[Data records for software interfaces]
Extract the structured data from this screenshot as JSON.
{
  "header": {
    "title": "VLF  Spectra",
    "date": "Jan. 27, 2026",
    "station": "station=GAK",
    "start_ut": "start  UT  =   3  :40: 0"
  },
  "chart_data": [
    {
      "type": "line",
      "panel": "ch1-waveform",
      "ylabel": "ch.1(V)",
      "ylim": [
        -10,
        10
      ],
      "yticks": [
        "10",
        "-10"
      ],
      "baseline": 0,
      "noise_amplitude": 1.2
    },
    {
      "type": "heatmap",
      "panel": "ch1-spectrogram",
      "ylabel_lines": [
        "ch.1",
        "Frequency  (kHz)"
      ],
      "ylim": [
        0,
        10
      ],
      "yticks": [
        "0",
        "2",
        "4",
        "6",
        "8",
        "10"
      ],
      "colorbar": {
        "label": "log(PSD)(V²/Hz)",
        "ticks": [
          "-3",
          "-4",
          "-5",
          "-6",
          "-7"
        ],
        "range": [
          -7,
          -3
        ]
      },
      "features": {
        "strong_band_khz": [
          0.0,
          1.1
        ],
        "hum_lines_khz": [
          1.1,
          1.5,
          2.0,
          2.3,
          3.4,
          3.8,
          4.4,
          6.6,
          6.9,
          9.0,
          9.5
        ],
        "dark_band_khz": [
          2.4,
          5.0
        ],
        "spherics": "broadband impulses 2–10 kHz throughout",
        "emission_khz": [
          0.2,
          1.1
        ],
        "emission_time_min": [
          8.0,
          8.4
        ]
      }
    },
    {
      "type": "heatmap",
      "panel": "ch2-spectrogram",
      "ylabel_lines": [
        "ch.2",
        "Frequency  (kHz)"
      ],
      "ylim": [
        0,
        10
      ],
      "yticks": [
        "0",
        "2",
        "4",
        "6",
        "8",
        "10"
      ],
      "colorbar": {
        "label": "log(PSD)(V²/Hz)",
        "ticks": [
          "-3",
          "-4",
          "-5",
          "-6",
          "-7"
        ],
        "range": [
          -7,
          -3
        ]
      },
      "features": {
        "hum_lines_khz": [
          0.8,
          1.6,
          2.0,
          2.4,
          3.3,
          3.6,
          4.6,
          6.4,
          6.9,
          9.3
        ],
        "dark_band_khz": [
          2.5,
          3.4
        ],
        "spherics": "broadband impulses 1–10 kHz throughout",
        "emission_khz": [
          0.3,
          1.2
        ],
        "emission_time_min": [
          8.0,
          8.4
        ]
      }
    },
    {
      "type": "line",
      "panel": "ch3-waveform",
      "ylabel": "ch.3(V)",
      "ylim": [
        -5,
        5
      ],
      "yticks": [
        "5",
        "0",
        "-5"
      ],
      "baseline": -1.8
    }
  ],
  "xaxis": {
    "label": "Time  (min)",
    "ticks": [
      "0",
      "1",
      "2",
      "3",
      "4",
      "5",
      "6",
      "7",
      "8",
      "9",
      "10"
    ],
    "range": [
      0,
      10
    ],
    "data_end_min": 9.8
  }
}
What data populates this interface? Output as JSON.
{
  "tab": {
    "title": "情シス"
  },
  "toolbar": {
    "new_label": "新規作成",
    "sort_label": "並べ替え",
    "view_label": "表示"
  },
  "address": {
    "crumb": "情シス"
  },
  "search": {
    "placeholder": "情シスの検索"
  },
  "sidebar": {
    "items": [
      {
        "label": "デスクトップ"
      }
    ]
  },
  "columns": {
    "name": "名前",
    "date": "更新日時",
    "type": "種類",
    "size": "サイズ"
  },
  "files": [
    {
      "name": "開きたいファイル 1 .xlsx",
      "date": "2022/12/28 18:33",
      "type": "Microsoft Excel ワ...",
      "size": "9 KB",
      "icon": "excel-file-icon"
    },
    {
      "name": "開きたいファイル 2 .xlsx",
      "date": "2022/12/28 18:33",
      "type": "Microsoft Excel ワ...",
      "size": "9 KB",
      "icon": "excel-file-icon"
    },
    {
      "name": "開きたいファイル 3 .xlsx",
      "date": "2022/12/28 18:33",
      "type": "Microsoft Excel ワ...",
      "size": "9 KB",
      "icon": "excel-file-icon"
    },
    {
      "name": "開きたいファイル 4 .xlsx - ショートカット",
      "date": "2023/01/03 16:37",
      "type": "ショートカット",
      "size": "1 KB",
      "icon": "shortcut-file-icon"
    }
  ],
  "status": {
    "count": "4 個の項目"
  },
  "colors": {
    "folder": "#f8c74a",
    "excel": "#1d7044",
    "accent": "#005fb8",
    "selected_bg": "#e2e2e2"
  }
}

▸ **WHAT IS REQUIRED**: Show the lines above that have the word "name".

▸ **RESPONSE TO THE TASK**:
    "name": "名前",
      "name": "開きたいファイル 1 .xlsx",
      "name": "開きたいファイル 2 .xlsx",
      "name": "開きたいファイル 3 .xlsx",
      "name": "開きたいファイル 4 .xlsx - ショートカット",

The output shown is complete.